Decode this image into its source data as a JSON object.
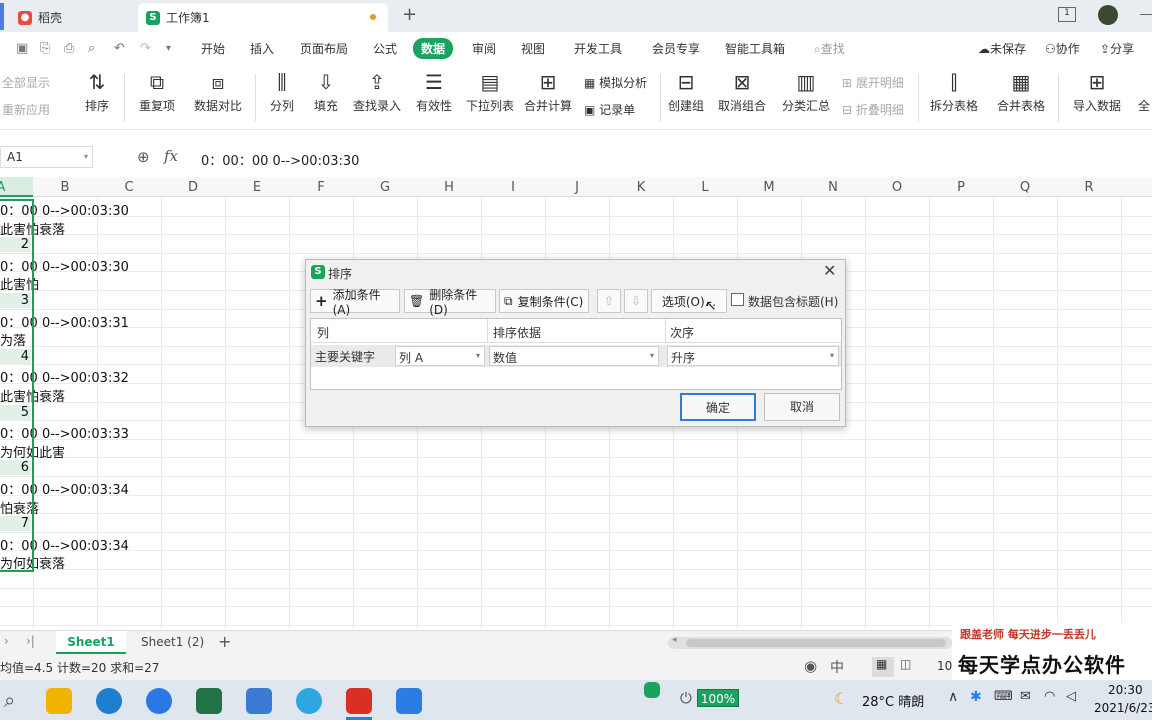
{
  "tabs": {
    "docer": "稻壳",
    "workbook": "工作簿1",
    "add": "+"
  },
  "menu": {
    "items": [
      "开始",
      "插入",
      "页面布局",
      "公式",
      "数据",
      "审阅",
      "视图",
      "开发工具",
      "会员专享",
      "智能工具箱"
    ],
    "active": "数据",
    "search": "查找",
    "unsaved": "未保存",
    "collab": "协作",
    "share": "分享"
  },
  "ribbon": {
    "show_all": "全部显示",
    "reapply": "重新应用",
    "sort": "排序",
    "dup": "重复项",
    "compare": "数据对比",
    "split": "分列",
    "fill": "填充",
    "lookup": "查找录入",
    "valid": "有效性",
    "dropdown": "下拉列表",
    "consolidate": "合并计算",
    "simulate": "模拟分析",
    "record": "记录单",
    "group": "创建组",
    "ungroup": "取消组合",
    "subtotal": "分类汇总",
    "expand": "展开明细",
    "collapse": "折叠明细",
    "split_table": "拆分表格",
    "merge_table": "合并表格",
    "import": "导入数据",
    "all": "全"
  },
  "formula": {
    "namebox": "A1",
    "fx": "fx",
    "content": "0：00：00 0-->00:03:30"
  },
  "columns": [
    "A",
    "B",
    "C",
    "D",
    "E",
    "F",
    "G",
    "H",
    "I",
    "J",
    "K",
    "L",
    "M",
    "N",
    "O",
    "P",
    "Q",
    "R"
  ],
  "cells": [
    "0：00 0-->00:03:30",
    "此害怕衰落",
    "2",
    "0：00 0-->00:03:30",
    "此害怕",
    "3",
    "0：00 0-->00:03:31",
    "为落",
    "4",
    "0：00 0-->00:03:32",
    "此害怕衰落",
    "5",
    "0：00 0-->00:03:33",
    "为何如此害",
    "6",
    "0：00 0-->00:03:34",
    "怕衰落",
    "7",
    "0：00 0-->00:03:34",
    "为何如衰落"
  ],
  "dialog": {
    "title": "排序",
    "add": "添加条件(A)",
    "delete": "删除条件(D)",
    "copy": "复制条件(C)",
    "options": "选项(O)...",
    "header_check": "数据包含标题(H)",
    "col_head": "列",
    "basis_head": "排序依据",
    "order_head": "次序",
    "key_label": "主要关键字",
    "key_value": "列 A",
    "basis_value": "数值",
    "order_value": "升序",
    "ok": "确定",
    "cancel": "取消"
  },
  "sheets": {
    "active": "Sheet1",
    "other": "Sheet1 (2)",
    "add": "+"
  },
  "status": {
    "stats": "均值=4.5  计数=20  求和=27",
    "zoom": "10"
  },
  "watermark": {
    "line1": "跟盖老师  每天进步一丢丢儿",
    "line2": "每天学点办公软件"
  },
  "taskbar": {
    "battery": "100%",
    "weather": "28°C  晴朗",
    "time": "20:30",
    "date": "2021/6/23"
  },
  "colors": {
    "accent": "#1aa260",
    "selection": "#1e9e5a",
    "primary_btn": "#2f7bd6"
  }
}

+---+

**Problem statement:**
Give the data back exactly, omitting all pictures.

**Response to the exercise:**
Decode this image into its source data as a JSON object.
{
  "tabs": {
    "docer": "稻壳",
    "workbook": "工作簿1",
    "add": "+"
  },
  "menu": {
    "items": [
      "开始",
      "插入",
      "页面布局",
      "公式",
      "数据",
      "审阅",
      "视图",
      "开发工具",
      "会员专享",
      "智能工具箱"
    ],
    "active": "数据",
    "search": "查找",
    "unsaved": "未保存",
    "collab": "协作",
    "share": "分享"
  },
  "ribbon": {
    "show_all": "全部显示",
    "reapply": "重新应用",
    "sort": "排序",
    "dup": "重复项",
    "compare": "数据对比",
    "split": "分列",
    "fill": "填充",
    "lookup": "查找录入",
    "valid": "有效性",
    "dropdown": "下拉列表",
    "consolidate": "合并计算",
    "simulate": "模拟分析",
    "record": "记录单",
    "group": "创建组",
    "ungroup": "取消组合",
    "subtotal": "分类汇总",
    "expand": "展开明细",
    "collapse": "折叠明细",
    "split_table": "拆分表格",
    "merge_table": "合并表格",
    "import": "导入数据",
    "all": "全"
  },
  "formula": {
    "namebox": "A1",
    "fx": "fx",
    "content": "0：00：00 0-->00:03:30"
  },
  "columns": [
    "A",
    "B",
    "C",
    "D",
    "E",
    "F",
    "G",
    "H",
    "I",
    "J",
    "K",
    "L",
    "M",
    "N",
    "O",
    "P",
    "Q",
    "R"
  ],
  "cells": [
    "0：00 0-->00:03:30",
    "此害怕衰落",
    "2",
    "0：00 0-->00:03:30",
    "此害怕",
    "3",
    "0：00 0-->00:03:31",
    "为落",
    "4",
    "0：00 0-->00:03:32",
    "此害怕衰落",
    "5",
    "0：00 0-->00:03:33",
    "为何如此害",
    "6",
    "0：00 0-->00:03:34",
    "怕衰落",
    "7",
    "0：00 0-->00:03:34",
    "为何如衰落"
  ],
  "dialog": {
    "title": "排序",
    "add": "添加条件(A)",
    "delete": "删除条件(D)",
    "copy": "复制条件(C)",
    "options": "选项(O)...",
    "header_check": "数据包含标题(H)",
    "col_head": "列",
    "basis_head": "排序依据",
    "order_head": "次序",
    "key_label": "主要关键字",
    "key_value": "列 A",
    "basis_value": "数值",
    "order_value": "升序",
    "ok": "确定",
    "cancel": "取消"
  },
  "sheets": {
    "active": "Sheet1",
    "other": "Sheet1 (2)",
    "add": "+"
  },
  "status": {
    "stats": "均值=4.5  计数=20  求和=27",
    "zoom": "10"
  },
  "watermark": {
    "line1": "跟盖老师  每天进步一丢丢儿",
    "line2": "每天学点办公软件"
  },
  "taskbar": {
    "battery": "100%",
    "weather": "28°C  晴朗",
    "time": "20:30",
    "date": "2021/6/23"
  },
  "colors": {
    "accent": "#1aa260",
    "selection": "#1e9e5a",
    "primary_btn": "#2f7bd6"
  }
}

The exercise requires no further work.